**About this exercise:** Would you retype all of these records exactly?

--*--

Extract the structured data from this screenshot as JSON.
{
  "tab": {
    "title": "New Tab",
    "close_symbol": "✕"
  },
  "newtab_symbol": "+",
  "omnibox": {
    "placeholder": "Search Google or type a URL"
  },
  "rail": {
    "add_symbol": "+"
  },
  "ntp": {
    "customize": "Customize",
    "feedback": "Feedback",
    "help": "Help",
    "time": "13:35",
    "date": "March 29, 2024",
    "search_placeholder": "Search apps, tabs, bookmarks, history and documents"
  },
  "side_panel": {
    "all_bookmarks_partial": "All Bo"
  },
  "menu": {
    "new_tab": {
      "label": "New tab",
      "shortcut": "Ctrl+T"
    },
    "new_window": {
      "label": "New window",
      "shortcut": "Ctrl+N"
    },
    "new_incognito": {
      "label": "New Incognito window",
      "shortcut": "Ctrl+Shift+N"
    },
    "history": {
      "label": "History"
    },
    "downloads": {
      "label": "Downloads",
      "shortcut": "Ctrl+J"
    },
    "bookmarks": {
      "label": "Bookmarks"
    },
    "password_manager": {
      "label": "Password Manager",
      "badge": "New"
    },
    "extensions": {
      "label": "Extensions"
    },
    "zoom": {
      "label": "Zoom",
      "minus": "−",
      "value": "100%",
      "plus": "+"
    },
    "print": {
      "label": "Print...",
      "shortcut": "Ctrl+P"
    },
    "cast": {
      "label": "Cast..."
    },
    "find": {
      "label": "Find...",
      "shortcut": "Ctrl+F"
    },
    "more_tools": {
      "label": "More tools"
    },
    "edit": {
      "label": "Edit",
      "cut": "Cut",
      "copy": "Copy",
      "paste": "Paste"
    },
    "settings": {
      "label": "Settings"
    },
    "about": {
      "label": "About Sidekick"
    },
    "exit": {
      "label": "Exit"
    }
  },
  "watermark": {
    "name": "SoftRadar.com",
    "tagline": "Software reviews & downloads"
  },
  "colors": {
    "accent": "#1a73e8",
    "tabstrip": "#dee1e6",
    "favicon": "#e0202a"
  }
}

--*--

**Response area:**
Extract the structured data from this screenshot as JSON.
{
  "tab": {
    "title": "New Tab",
    "close_symbol": "✕"
  },
  "newtab_symbol": "+",
  "omnibox": {
    "placeholder": "Search Google or type a URL"
  },
  "rail": {
    "add_symbol": "+"
  },
  "ntp": {
    "customize": "Customize",
    "feedback": "Feedback",
    "help": "Help",
    "time": "13:35",
    "date": "March 29, 2024",
    "search_placeholder": "Search apps, tabs, bookmarks, history and documents"
  },
  "side_panel": {
    "all_bookmarks_partial": "All Bo"
  },
  "menu": {
    "new_tab": {
      "label": "New tab",
      "shortcut": "Ctrl+T"
    },
    "new_window": {
      "label": "New window",
      "shortcut": "Ctrl+N"
    },
    "new_incognito": {
      "label": "New Incognito window",
      "shortcut": "Ctrl+Shift+N"
    },
    "history": {
      "label": "History"
    },
    "downloads": {
      "label": "Downloads",
      "shortcut": "Ctrl+J"
    },
    "bookmarks": {
      "label": "Bookmarks"
    },
    "password_manager": {
      "label": "Password Manager",
      "badge": "New"
    },
    "extensions": {
      "label": "Extensions"
    },
    "zoom": {
      "label": "Zoom",
      "minus": "−",
      "value": "100%",
      "plus": "+"
    },
    "print": {
      "label": "Print...",
      "shortcut": "Ctrl+P"
    },
    "cast": {
      "label": "Cast..."
    },
    "find": {
      "label": "Find...",
      "shortcut": "Ctrl+F"
    },
    "more_tools": {
      "label": "More tools"
    },
    "edit": {
      "label": "Edit",
      "cut": "Cut",
      "copy": "Copy",
      "paste": "Paste"
    },
    "settings": {
      "label": "Settings"
    },
    "about": {
      "label": "About Sidekick"
    },
    "exit": {
      "label": "Exit"
    }
  },
  "watermark": {
    "name": "SoftRadar.com",
    "tagline": "Software reviews & downloads"
  },
  "colors": {
    "accent": "#1a73e8",
    "tabstrip": "#dee1e6",
    "favicon": "#e0202a"
  }
}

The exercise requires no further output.